TASK DIRECTIONS:
Search the data for the word "JSON". Reproduce every line where it is found.

RECORDS TO PROCESS:
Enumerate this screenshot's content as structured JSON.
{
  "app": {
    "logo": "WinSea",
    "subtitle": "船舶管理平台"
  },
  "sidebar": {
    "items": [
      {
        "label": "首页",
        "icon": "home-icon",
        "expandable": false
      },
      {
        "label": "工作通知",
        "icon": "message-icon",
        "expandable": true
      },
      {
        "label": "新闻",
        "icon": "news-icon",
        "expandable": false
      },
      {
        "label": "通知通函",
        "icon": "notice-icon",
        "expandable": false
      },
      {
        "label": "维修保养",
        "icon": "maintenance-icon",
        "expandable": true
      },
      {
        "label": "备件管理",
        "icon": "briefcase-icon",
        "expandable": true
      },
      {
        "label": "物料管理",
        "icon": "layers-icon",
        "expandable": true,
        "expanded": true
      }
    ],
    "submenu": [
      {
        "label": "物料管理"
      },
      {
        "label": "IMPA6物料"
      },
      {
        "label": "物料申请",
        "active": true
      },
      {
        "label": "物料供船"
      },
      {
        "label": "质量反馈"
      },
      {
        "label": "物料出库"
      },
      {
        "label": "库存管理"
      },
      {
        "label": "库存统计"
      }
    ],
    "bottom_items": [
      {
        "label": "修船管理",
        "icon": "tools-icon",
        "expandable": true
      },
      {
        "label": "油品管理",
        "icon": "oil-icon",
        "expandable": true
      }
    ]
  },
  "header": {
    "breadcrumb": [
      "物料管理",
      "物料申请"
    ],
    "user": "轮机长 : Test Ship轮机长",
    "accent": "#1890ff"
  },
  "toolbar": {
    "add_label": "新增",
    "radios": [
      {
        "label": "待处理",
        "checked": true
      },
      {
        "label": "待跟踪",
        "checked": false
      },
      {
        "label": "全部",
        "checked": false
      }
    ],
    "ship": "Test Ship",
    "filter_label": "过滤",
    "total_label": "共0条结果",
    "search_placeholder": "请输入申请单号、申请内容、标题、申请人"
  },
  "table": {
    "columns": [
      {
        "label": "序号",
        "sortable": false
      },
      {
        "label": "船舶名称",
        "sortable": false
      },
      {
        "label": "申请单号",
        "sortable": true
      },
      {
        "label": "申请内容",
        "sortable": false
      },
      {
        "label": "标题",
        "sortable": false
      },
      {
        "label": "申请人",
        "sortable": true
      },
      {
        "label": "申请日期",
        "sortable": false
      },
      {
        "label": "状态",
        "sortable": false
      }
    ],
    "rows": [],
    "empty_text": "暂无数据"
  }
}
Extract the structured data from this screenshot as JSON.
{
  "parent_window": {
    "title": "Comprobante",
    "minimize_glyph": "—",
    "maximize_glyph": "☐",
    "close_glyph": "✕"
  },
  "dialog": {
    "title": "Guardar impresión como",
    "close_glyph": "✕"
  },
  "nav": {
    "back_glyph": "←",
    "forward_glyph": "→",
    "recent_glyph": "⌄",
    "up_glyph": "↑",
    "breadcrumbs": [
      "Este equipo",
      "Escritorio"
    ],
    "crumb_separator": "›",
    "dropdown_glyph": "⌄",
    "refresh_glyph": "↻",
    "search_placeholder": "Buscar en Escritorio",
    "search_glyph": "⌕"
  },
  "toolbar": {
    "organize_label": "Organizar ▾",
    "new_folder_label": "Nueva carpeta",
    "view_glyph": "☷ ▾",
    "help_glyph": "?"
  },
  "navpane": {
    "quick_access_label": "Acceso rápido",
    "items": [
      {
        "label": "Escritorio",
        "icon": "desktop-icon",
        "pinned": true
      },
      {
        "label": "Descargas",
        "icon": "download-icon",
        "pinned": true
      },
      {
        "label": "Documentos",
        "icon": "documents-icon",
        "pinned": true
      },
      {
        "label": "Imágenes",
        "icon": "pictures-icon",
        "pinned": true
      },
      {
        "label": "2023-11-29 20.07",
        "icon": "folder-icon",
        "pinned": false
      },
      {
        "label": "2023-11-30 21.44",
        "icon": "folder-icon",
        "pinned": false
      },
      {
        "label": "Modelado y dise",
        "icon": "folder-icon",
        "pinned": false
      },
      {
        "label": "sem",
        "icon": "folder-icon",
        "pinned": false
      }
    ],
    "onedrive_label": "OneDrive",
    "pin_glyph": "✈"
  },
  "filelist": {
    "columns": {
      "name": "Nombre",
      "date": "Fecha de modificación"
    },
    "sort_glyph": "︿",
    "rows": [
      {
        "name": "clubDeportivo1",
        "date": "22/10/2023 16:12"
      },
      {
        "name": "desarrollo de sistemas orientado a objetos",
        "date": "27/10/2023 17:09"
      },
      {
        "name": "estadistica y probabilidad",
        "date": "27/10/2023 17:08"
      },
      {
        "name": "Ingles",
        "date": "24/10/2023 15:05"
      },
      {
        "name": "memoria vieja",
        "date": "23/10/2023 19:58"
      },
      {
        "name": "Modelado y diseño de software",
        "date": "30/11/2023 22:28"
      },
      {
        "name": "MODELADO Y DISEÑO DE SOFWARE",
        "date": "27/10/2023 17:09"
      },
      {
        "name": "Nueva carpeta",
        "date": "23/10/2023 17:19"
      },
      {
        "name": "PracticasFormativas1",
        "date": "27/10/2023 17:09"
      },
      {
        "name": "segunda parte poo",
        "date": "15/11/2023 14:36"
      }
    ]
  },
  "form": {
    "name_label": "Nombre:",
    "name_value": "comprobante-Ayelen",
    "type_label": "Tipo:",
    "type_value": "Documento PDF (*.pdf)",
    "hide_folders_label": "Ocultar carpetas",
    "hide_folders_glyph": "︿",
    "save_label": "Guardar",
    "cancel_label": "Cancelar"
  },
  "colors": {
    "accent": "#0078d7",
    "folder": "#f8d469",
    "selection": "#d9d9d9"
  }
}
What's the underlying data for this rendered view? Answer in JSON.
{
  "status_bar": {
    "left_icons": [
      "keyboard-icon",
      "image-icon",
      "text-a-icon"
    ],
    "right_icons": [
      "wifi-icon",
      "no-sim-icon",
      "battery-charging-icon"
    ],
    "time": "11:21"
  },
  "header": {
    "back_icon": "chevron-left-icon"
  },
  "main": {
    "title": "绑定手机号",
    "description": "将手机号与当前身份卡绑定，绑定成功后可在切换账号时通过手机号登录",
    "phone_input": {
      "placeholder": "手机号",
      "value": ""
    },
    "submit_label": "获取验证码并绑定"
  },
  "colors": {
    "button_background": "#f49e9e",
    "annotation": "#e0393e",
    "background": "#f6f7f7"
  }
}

ANSWER TO THIS EXERCISE:
Enumerate this screenshot's content as structured JSON.
Extract the structured data from this screenshot as JSON.
What's the underlying data for this rendered view? Answer in JSON.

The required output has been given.